There is no place like Mississippi for the holidays, especially if the sojourner happens to be a Bald Eagle. It may be a winter wonderland in the northern states, but when the ice and snow persist, large numbers of bald eagles head for the Magnolia State. Winter may not be your favorite season for outdoor activities, but when the eagles have landed it is time to bundle up, grab the binoculars and head for the nearest lake or wildlife refuge to see our majestic national bird.
Over the vociferous protestations of Benjamin Franklin, who lobbied tirelessly for the wild turkey, the bald eagle was declared the national bird in 1782. The image of the bald eagle now appears on the great seal of the United States and of Mississippi, on coins, flagstaffs and, of course, on the one-dollar bill.
Identification of the bald eagle in the field is not always simple. Naturally, any patriotic, red-blooded American could identify a mature bald eagle that was sitting perfectly still on a nearby branch, but sometimes these birds are not always so obliging. A mature bald eagle, one approximately 5 years old, will have a large brown body, a solid white head, gold beak and gold bare legs.
Immature bald eagles will not have the characteristic white heads or gold beaks. They will be completely dark brown and are often mistaken for large hawks. Bald eagles have a wingspan of seven to eight feet, and when they soar the wings are flat. A soaring bald eagle is often confused with a buzzard. Just remember that buzzards soar with upswept wings and eagles do not.
Bald eagles mate for life and begin nesting in Mississippi in late December. The eagles build a large aerie of sticks and twigs at least 40 or 50 feet high in the tops of large trees. Year after year, the eagles keep returning to the same nest but always do a little redecorating by adding more and more material. Many of these nests become quite mammoth in size.
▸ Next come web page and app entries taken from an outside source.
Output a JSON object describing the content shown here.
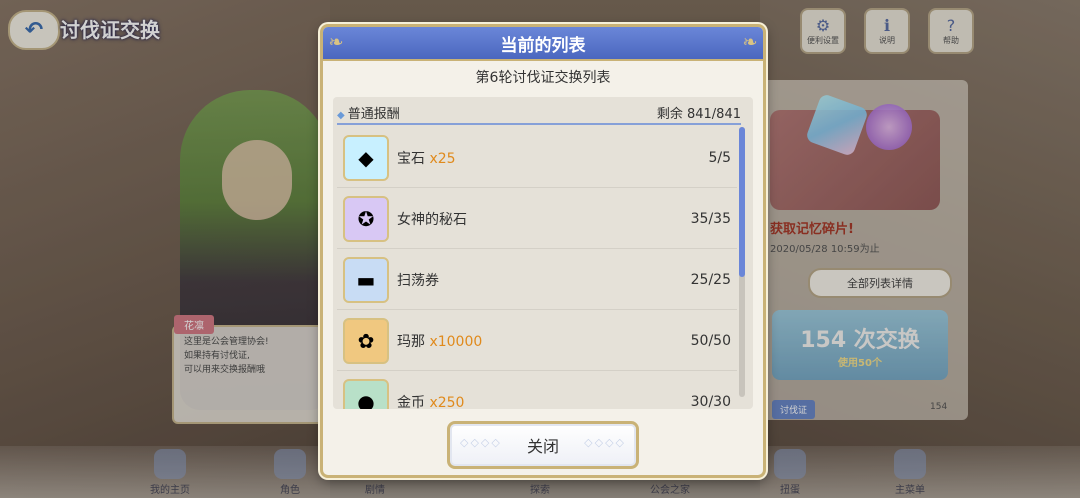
{
  "screen": {
    "title": "讨伐证交换",
    "back_icon": "back-arrow-icon"
  },
  "top_icons": [
    {
      "name": "gear-icon",
      "label": "便利设置"
    },
    {
      "name": "info-icon",
      "label": "说明"
    },
    {
      "name": "help-icon",
      "label": "帮助"
    }
  ],
  "speech": {
    "speaker": "花凛",
    "lines": [
      "这里是公会管理协会!",
      "如果持有讨伐证,",
      "可以用来交换报酬哦"
    ]
  },
  "right_panel": {
    "promo_text": "获取记忆碎片!",
    "deadline": "2020/05/28 10:59为止",
    "detail_button": "全部列表详情",
    "exchange_count": "154 次交换",
    "exchange_sub": "使用50个",
    "tag": "讨伐证",
    "owned": "154"
  },
  "bottom_nav": [
    "我的主页",
    "角色",
    "剧情",
    "探索",
    "公会之家",
    "扭蛋",
    "主菜单"
  ],
  "modal": {
    "title": "当前的列表",
    "subtitle": "第6轮讨伐证交换列表",
    "section": {
      "label": "普通报酬",
      "remaining": "剩余 841/841"
    },
    "items": [
      {
        "name": "宝石",
        "qty": "x25",
        "count": "5/5",
        "icon": "gem-icon",
        "color": "#c8f0ff"
      },
      {
        "name": "女神的秘石",
        "qty": "",
        "count": "35/35",
        "icon": "goddess-stone-icon",
        "color": "#d8c8f4"
      },
      {
        "name": "扫荡券",
        "qty": "",
        "count": "25/25",
        "icon": "sweep-ticket-icon",
        "color": "#c8dcf4"
      },
      {
        "name": "玛那",
        "qty": "x10000",
        "count": "50/50",
        "icon": "mana-icon",
        "color": "#f0c880"
      },
      {
        "name": "金币",
        "qty": "x250",
        "count": "30/30",
        "icon": "coin-icon",
        "color": "#b8e0c8"
      }
    ],
    "close_label": "关闭"
  },
  "colors": {
    "header_blue": "#4b67bf",
    "gold_border": "#c9b276",
    "qty_orange": "#e08a1c"
  }
}
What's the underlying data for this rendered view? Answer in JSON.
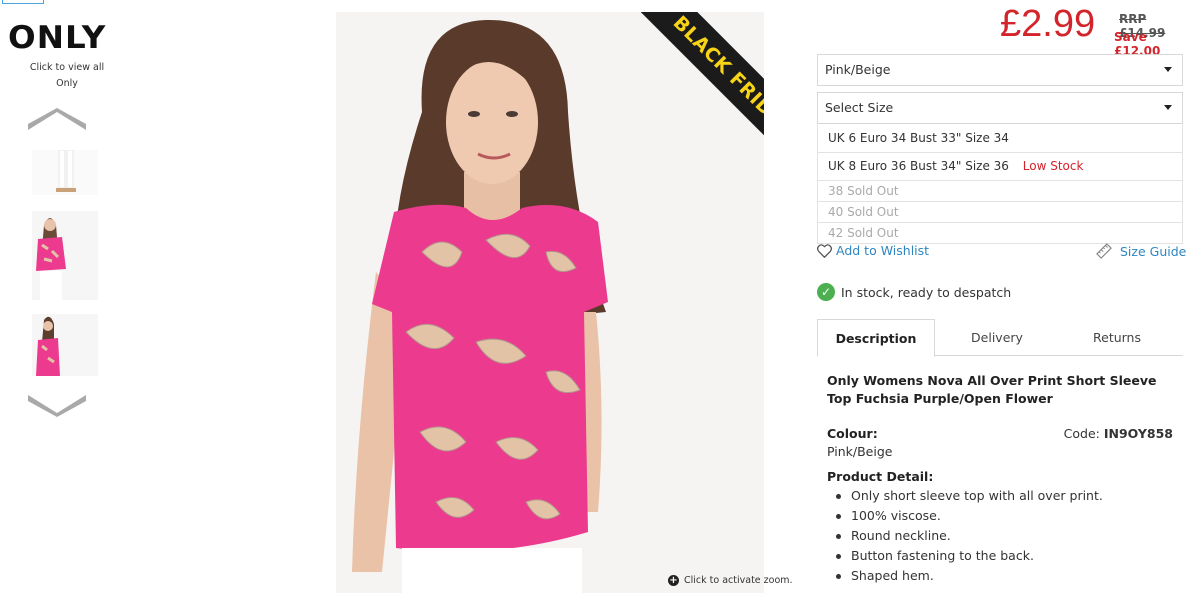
{
  "brand": {
    "logo_text": "ONLY",
    "view_all_line1": "Click to view all",
    "view_all_line2": "Only"
  },
  "main_image": {
    "ribbon_text": "BLACK FRIDAY",
    "zoom_hint": "Click to activate zoom."
  },
  "pricing": {
    "price": "£2.99",
    "rrp_label": "RRP",
    "rrp_value": "£14.99",
    "save": "Save £12.00"
  },
  "colour_select": {
    "selected": "Pink/Beige"
  },
  "size_select": {
    "selected": "Select Size",
    "options": [
      {
        "label": "UK 6 Euro 34 Bust 33\" Size 34",
        "note": ""
      },
      {
        "label": "UK 8 Euro 36 Bust 34\" Size 36",
        "note": "Low Stock"
      },
      {
        "label": "38 Sold Out",
        "note": ""
      },
      {
        "label": "40 Sold Out",
        "note": ""
      },
      {
        "label": "42 Sold Out",
        "note": ""
      }
    ]
  },
  "actions": {
    "wishlist": "Add to Wishlist",
    "size_guide": "Size Guide"
  },
  "stock_status": "In stock, ready to despatch",
  "tabs": [
    "Description",
    "Delivery",
    "Returns"
  ],
  "description": {
    "product_name": "Only Womens Nova All Over Print Short Sleeve Top Fuchsia Purple/Open Flower",
    "colour_label": "Colour:",
    "colour_value": "Pink/Beige",
    "code_label": "Code:",
    "code_value": "IN9OY858",
    "detail_title": "Product Detail:",
    "bullets": [
      "Only short sleeve top with all over print.",
      "100% viscose.",
      "Round neckline.",
      "Button fastening to the back.",
      "Shaped hem."
    ]
  },
  "colors": {
    "price_red": "#d4242b",
    "link_blue": "#2e86c1",
    "ribbon_yellow": "#f7d417",
    "stock_green": "#4caf50",
    "top_pink": "#ec3a8f"
  }
}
Usually two, large white oval eggs are laid. Both adult eagles help to incubate the eggs and rear the eaglets.
Just a few decades ago, the bald eagle was becoming increasingly rare, and by the 1960s this national symbol was in peril. With fewer than 500 nesting pairs, the bald eagle was disappearing from the lower 48 states. This dramatic decline was due primarily to the effects of DDT, a pesticide used to control mosquitoes, which affected the reproductive ability of not only eagles but of many other birds of prey. Because of the hazards of DDT combined with the loss of habitat, the bald eagle was doomed for extinction. By the 1950s, breeding bald eagles had disappeared from the state of Mississippi.
But in 1967 the bald eagle was placed on the endangered species list; DDT was banned in December of 1972; and the Environmental Protection Act was signed into law in 1973. As a result, the bald eagle, along with many other forms of wildlife, has rebounded.
Currently there are more than 7,000 nesting pairs of bald eagles in the lower 48 states, and in Mississippi many breeding pairs of bald eagles have been reported throughout the state. According to the Mississippi Museum of Natural Science, in 2005 there were 31 confirmed active eagle nests in the state of Mississippi and 42 chicks were fledged. This is such a success story, that the status of the bald eagle has been downgraded from endangered to threatened.
After a long hiatus, bald eagles have landed once again in Mississippi. The bald eagles will be home for Christmas. Welcome home.
The Earth Lady by Margaret Gratz appears in the Daily Journal Home & Garden section once a month.